Activity:
Beginning with the first entry, restate the data word for word and leave out the images.

Items from an interface collection
▬▬▬
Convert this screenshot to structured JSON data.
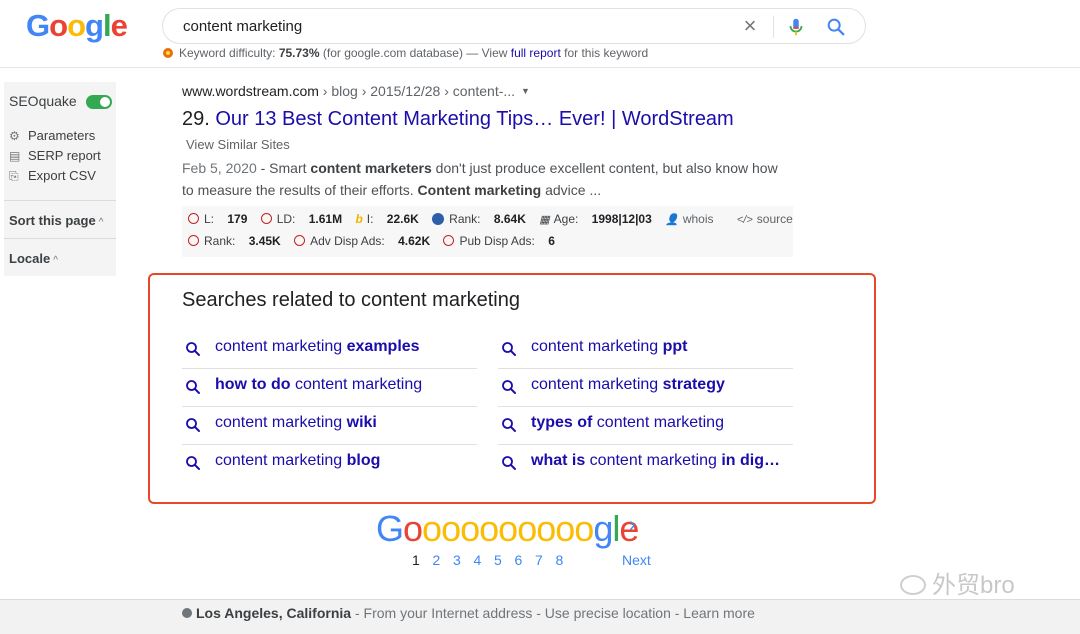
{
  "header": {
    "logo": {
      "text": "Google",
      "colors": [
        "#4285f4",
        "#ea4335",
        "#fbbc05",
        "#4285f4",
        "#34a853",
        "#ea4335"
      ]
    },
    "search": {
      "value": "content marketing"
    },
    "keyword_difficulty": {
      "prefix": "Keyword difficulty: ",
      "value": "75.73%",
      "suffix": " (for google.com database) — View ",
      "link": "full report",
      "tail": " for this keyword"
    }
  },
  "sidebar": {
    "title": "SEOquake",
    "items": [
      {
        "label": "Parameters",
        "icon": "gear-icon"
      },
      {
        "label": "SERP report",
        "icon": "table-icon"
      },
      {
        "label": "Export CSV",
        "icon": "export-icon"
      }
    ],
    "sort_label": "Sort this page",
    "locale_label": "Locale"
  },
  "result": {
    "cite_domain": "www.wordstream.com",
    "cite_path": " › blog › 2015/12/28 › content-...",
    "number": "29. ",
    "title": "Our 13 Best Content Marketing Tips… Ever! | WordStream",
    "similar": "View Similar Sites",
    "snippet": {
      "date": "Feb 5, 2020",
      "p1": " - Smart ",
      "b1": "content marketers",
      "p2": " don't just produce excellent content, but also know how to measure the results of their efforts. ",
      "b2": "Content marketing",
      "p3": " advice ..."
    },
    "metrics_row1": [
      {
        "label": "L: ",
        "value": "179"
      },
      {
        "label": "LD: ",
        "value": "1.61M"
      },
      {
        "label": "I: ",
        "value": "22.6K"
      },
      {
        "label": "Rank: ",
        "value": "8.64K"
      },
      {
        "label": "Age: ",
        "value": "1998|12|03"
      },
      {
        "label": "whois",
        "value": ""
      },
      {
        "label": "source",
        "value": ""
      }
    ],
    "metrics_row2": [
      {
        "label": "Rank: ",
        "value": "3.45K"
      },
      {
        "label": "Adv Disp Ads: ",
        "value": "4.62K"
      },
      {
        "label": "Pub Disp Ads: ",
        "value": "6"
      }
    ]
  },
  "related": {
    "title": "Searches related to content marketing",
    "items": [
      {
        "pre": "content marketing ",
        "bold": "examples",
        "post": ""
      },
      {
        "pre": "content marketing ",
        "bold": "ppt",
        "post": ""
      },
      {
        "pre": "",
        "bold": "how to do",
        "post": " content marketing"
      },
      {
        "pre": "content marketing ",
        "bold": "strategy",
        "post": ""
      },
      {
        "pre": "content marketing ",
        "bold": "wiki",
        "post": ""
      },
      {
        "pre": "",
        "bold": "types of",
        "post": " content marketing"
      },
      {
        "pre": "content marketing ",
        "bold": "blog",
        "post": ""
      },
      {
        "pre": "",
        "bold": "what is",
        "post": " content marketing ",
        "bold2": "in dig…"
      }
    ]
  },
  "pagination": {
    "logo_text": "Goooooooooogle",
    "pages": [
      "1",
      "2",
      "3",
      "4",
      "5",
      "6",
      "7",
      "8"
    ],
    "current": "1",
    "next_label": "Next"
  },
  "footer": {
    "location": "Los Angeles, California",
    "rest": " - From your Internet address - Use precise location - Learn more"
  },
  "watermark": "外贸bro"
}
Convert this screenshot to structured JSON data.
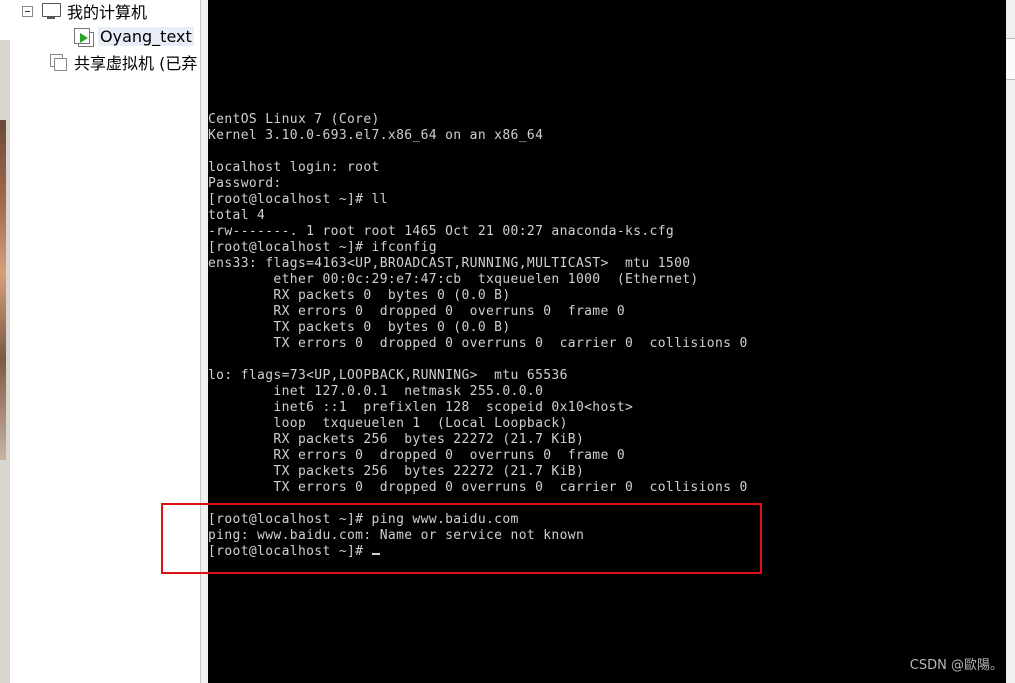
{
  "tree": {
    "root_label": "我的计算机",
    "vm_label": "Oyang_text",
    "shared_label": "共享虚拟机 (已弃"
  },
  "terminal": {
    "lines": [
      "CentOS Linux 7 (Core)",
      "Kernel 3.10.0-693.el7.x86_64 on an x86_64",
      "",
      "localhost login: root",
      "Password:",
      "[root@localhost ~]# ll",
      "total 4",
      "-rw-------. 1 root root 1465 Oct 21 00:27 anaconda-ks.cfg",
      "[root@localhost ~]# ifconfig",
      "ens33: flags=4163<UP,BROADCAST,RUNNING,MULTICAST>  mtu 1500",
      "        ether 00:0c:29:e7:47:cb  txqueuelen 1000  (Ethernet)",
      "        RX packets 0  bytes 0 (0.0 B)",
      "        RX errors 0  dropped 0  overruns 0  frame 0",
      "        TX packets 0  bytes 0 (0.0 B)",
      "        TX errors 0  dropped 0 overruns 0  carrier 0  collisions 0",
      "",
      "lo: flags=73<UP,LOOPBACK,RUNNING>  mtu 65536",
      "        inet 127.0.0.1  netmask 255.0.0.0",
      "        inet6 ::1  prefixlen 128  scopeid 0x10<host>",
      "        loop  txqueuelen 1  (Local Loopback)",
      "        RX packets 256  bytes 22272 (21.7 KiB)",
      "        RX errors 0  dropped 0  overruns 0  frame 0",
      "        TX packets 256  bytes 22272 (21.7 KiB)",
      "        TX errors 0  dropped 0 overruns 0  carrier 0  collisions 0",
      "",
      "[root@localhost ~]# ping www.baidu.com",
      "ping: www.baidu.com: Name or service not known",
      "[root@localhost ~]# "
    ]
  },
  "watermark": "CSDN @歐陽。",
  "colors": {
    "terminal_bg": "#000000",
    "terminal_fg": "#d0d0d0",
    "highlight_border": "#e01010",
    "vm_play_icon": "#2aa52a"
  }
}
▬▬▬
Task result:
Convert this screenshot to structured JSON data.
{
  "header": {
    "logo": {
      "text": "Google",
      "colors": [
        "#4285f4",
        "#ea4335",
        "#fbbc05",
        "#4285f4",
        "#34a853",
        "#ea4335"
      ]
    },
    "search": {
      "value": "content marketing"
    },
    "keyword_difficulty": {
      "prefix": "Keyword difficulty: ",
      "value": "75.73%",
      "suffix": " (for google.com database) — View ",
      "link": "full report",
      "tail": " for this keyword"
    }
  },
  "sidebar": {
    "title": "SEOquake",
    "items": [
      {
        "label": "Parameters",
        "icon": "gear-icon"
      },
      {
        "label": "SERP report",
        "icon": "table-icon"
      },
      {
        "label": "Export CSV",
        "icon": "export-icon"
      }
    ],
    "sort_label": "Sort this page",
    "locale_label": "Locale"
  },
  "result": {
    "cite_domain": "www.wordstream.com",
    "cite_path": " › blog › 2015/12/28 › content-...",
    "number": "29. ",
    "title": "Our 13 Best Content Marketing Tips… Ever! | WordStream",
    "similar": "View Similar Sites",
    "snippet": {
      "date": "Feb 5, 2020",
      "p1": " - Smart ",
      "b1": "content marketers",
      "p2": " don't just produce excellent content, but also know how to measure the results of their efforts. ",
      "b2": "Content marketing",
      "p3": " advice ..."
    },
    "metrics_row1": [
      {
        "label": "L: ",
        "value": "179"
      },
      {
        "label": "LD: ",
        "value": "1.61M"
      },
      {
        "label": "I: ",
        "value": "22.6K"
      },
      {
        "label": "Rank: ",
        "value": "8.64K"
      },
      {
        "label": "Age: ",
        "value": "1998|12|03"
      },
      {
        "label": "whois",
        "value": ""
      },
      {
        "label": "source",
        "value": ""
      }
    ],
    "metrics_row2": [
      {
        "label": "Rank: ",
        "value": "3.45K"
      },
      {
        "label": "Adv Disp Ads: ",
        "value": "4.62K"
      },
      {
        "label": "Pub Disp Ads: ",
        "value": "6"
      }
    ]
  },
  "related": {
    "title": "Searches related to content marketing",
    "items": [
      {
        "pre": "content marketing ",
        "bold": "examples",
        "post": ""
      },
      {
        "pre": "content marketing ",
        "bold": "ppt",
        "post": ""
      },
      {
        "pre": "",
        "bold": "how to do",
        "post": " content marketing"
      },
      {
        "pre": "content marketing ",
        "bold": "strategy",
        "post": ""
      },
      {
        "pre": "content marketing ",
        "bold": "wiki",
        "post": ""
      },
      {
        "pre": "",
        "bold": "types of",
        "post": " content marketing"
      },
      {
        "pre": "content marketing ",
        "bold": "blog",
        "post": ""
      },
      {
        "pre": "",
        "bold": "what is",
        "post": " content marketing ",
        "bold2": "in dig…"
      }
    ]
  },
  "pagination": {
    "logo_text": "Goooooooooogle",
    "pages": [
      "1",
      "2",
      "3",
      "4",
      "5",
      "6",
      "7",
      "8"
    ],
    "current": "1",
    "next_label": "Next"
  },
  "footer": {
    "location": "Los Angeles, California",
    "rest": " - From your Internet address - Use precise location - Learn more"
  },
  "watermark": "外贸bro"
}
Convert this screenshot to structured JSON data.
{
  "tree": {
    "root_label": "我的计算机",
    "vm_label": "Oyang_text",
    "shared_label": "共享虚拟机 (已弃"
  },
  "terminal": {
    "lines": [
      "CentOS Linux 7 (Core)",
      "Kernel 3.10.0-693.el7.x86_64 on an x86_64",
      "",
      "localhost login: root",
      "Password:",
      "[root@localhost ~]# ll",
      "total 4",
      "-rw-------. 1 root root 1465 Oct 21 00:27 anaconda-ks.cfg",
      "[root@localhost ~]# ifconfig",
      "ens33: flags=4163<UP,BROADCAST,RUNNING,MULTICAST>  mtu 1500",
      "        ether 00:0c:29:e7:47:cb  txqueuelen 1000  (Ethernet)",
      "        RX packets 0  bytes 0 (0.0 B)",
      "        RX errors 0  dropped 0  overruns 0  frame 0",
      "        TX packets 0  bytes 0 (0.0 B)",
      "        TX errors 0  dropped 0 overruns 0  carrier 0  collisions 0",
      "",
      "lo: flags=73<UP,LOOPBACK,RUNNING>  mtu 65536",
      "        inet 127.0.0.1  netmask 255.0.0.0",
      "        inet6 ::1  prefixlen 128  scopeid 0x10<host>",
      "        loop  txqueuelen 1  (Local Loopback)",
      "        RX packets 256  bytes 22272 (21.7 KiB)",
      "        RX errors 0  dropped 0  overruns 0  frame 0",
      "        TX packets 256  bytes 22272 (21.7 KiB)",
      "        TX errors 0  dropped 0 overruns 0  carrier 0  collisions 0",
      "",
      "[root@localhost ~]# ping www.baidu.com",
      "ping: www.baidu.com: Name or service not known",
      "[root@localhost ~]# "
    ]
  },
  "watermark": "CSDN @歐陽。",
  "colors": {
    "terminal_bg": "#000000",
    "terminal_fg": "#d0d0d0",
    "highlight_border": "#e01010",
    "vm_play_icon": "#2aa52a"
  }
}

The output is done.